Source records

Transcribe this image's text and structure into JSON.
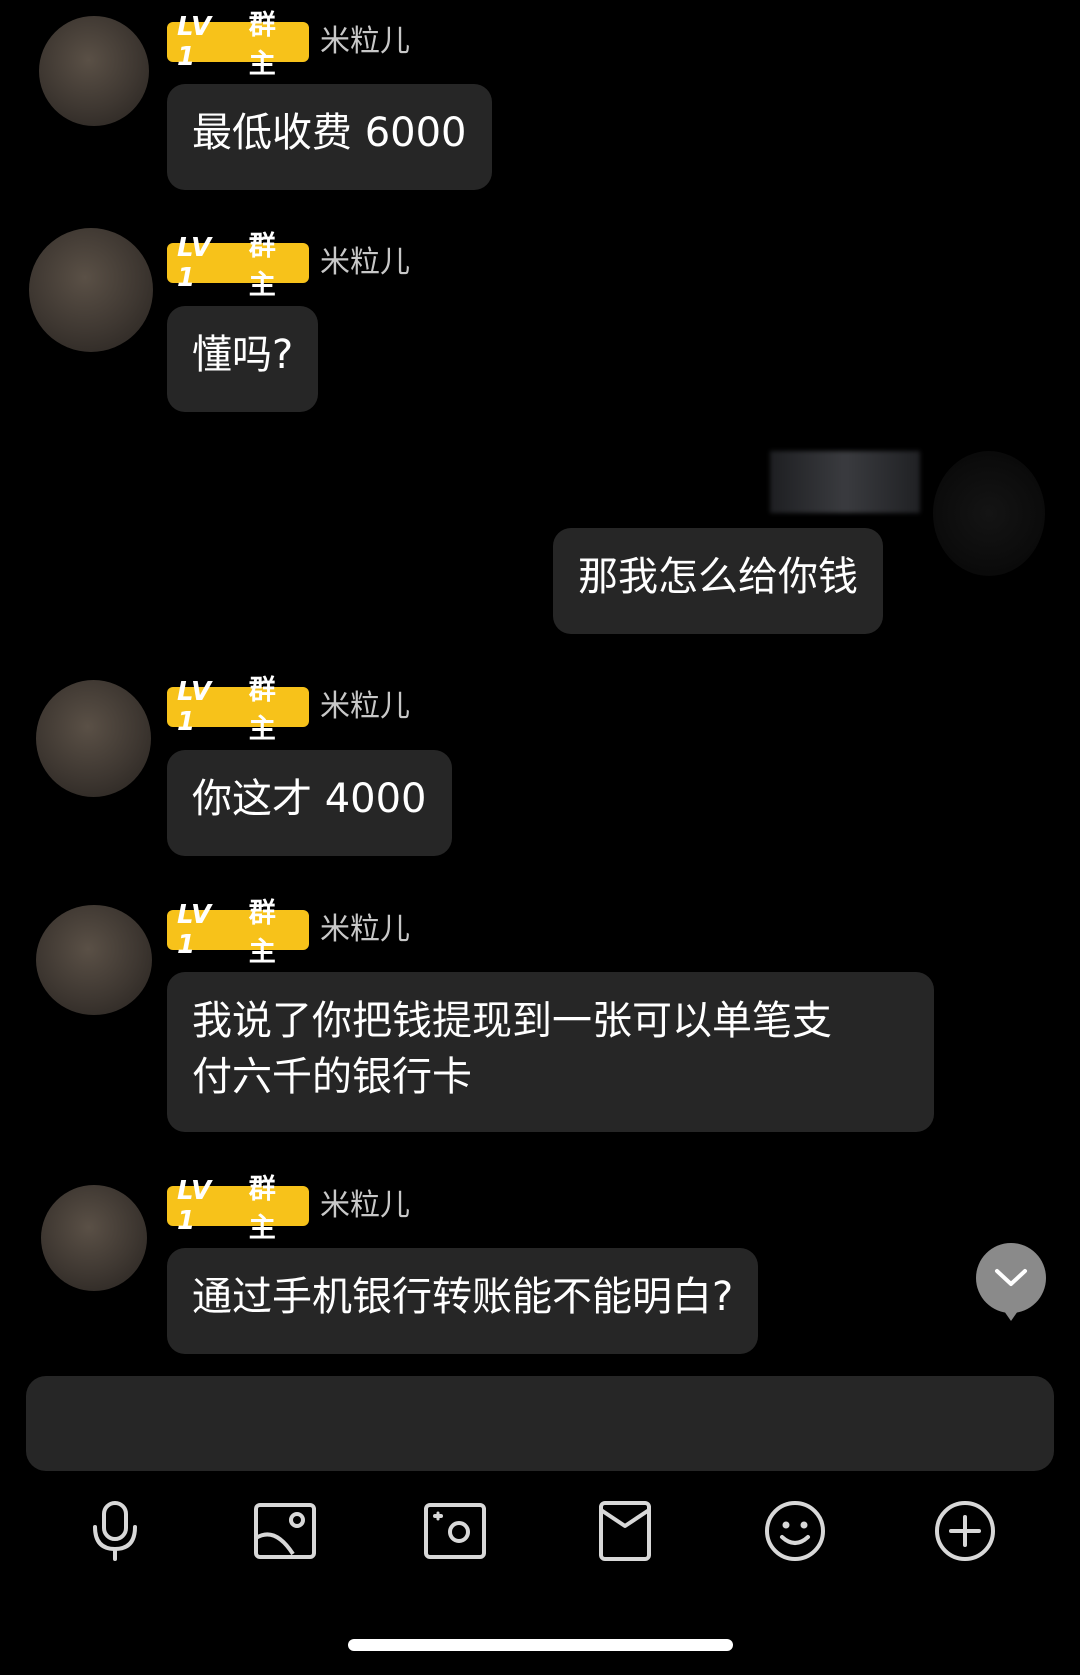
{
  "messages": [
    {
      "badge_lv": "LV 1",
      "badge_role": "群主",
      "name": "米粒儿",
      "text": "最低收费 6000"
    },
    {
      "badge_lv": "LV 1",
      "badge_role": "群主",
      "name": "米粒儿",
      "text": "懂吗?"
    },
    {
      "text": "那我怎么给你钱"
    },
    {
      "badge_lv": "LV 1",
      "badge_role": "群主",
      "name": "米粒儿",
      "text": "你这才 4000"
    },
    {
      "badge_lv": "LV 1",
      "badge_role": "群主",
      "name": "米粒儿",
      "text_line1": "我说了你把钱提现到一张可以单笔支",
      "text_line2": "付六千的银行卡"
    },
    {
      "badge_lv": "LV 1",
      "badge_role": "群主",
      "name": "米粒儿",
      "text": "通过手机银行转账能不能明白?"
    }
  ],
  "toolbar_icons": [
    "microphone-icon",
    "image-icon",
    "camera-icon",
    "red-packet-icon",
    "emoji-icon",
    "plus-icon"
  ],
  "colors": {
    "badge": "#f7c21a",
    "bubble": "#262626",
    "background": "#000000"
  }
}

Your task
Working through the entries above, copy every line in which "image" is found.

Reply
Transcribe this image's text and structure into JSON.
    "image-icon",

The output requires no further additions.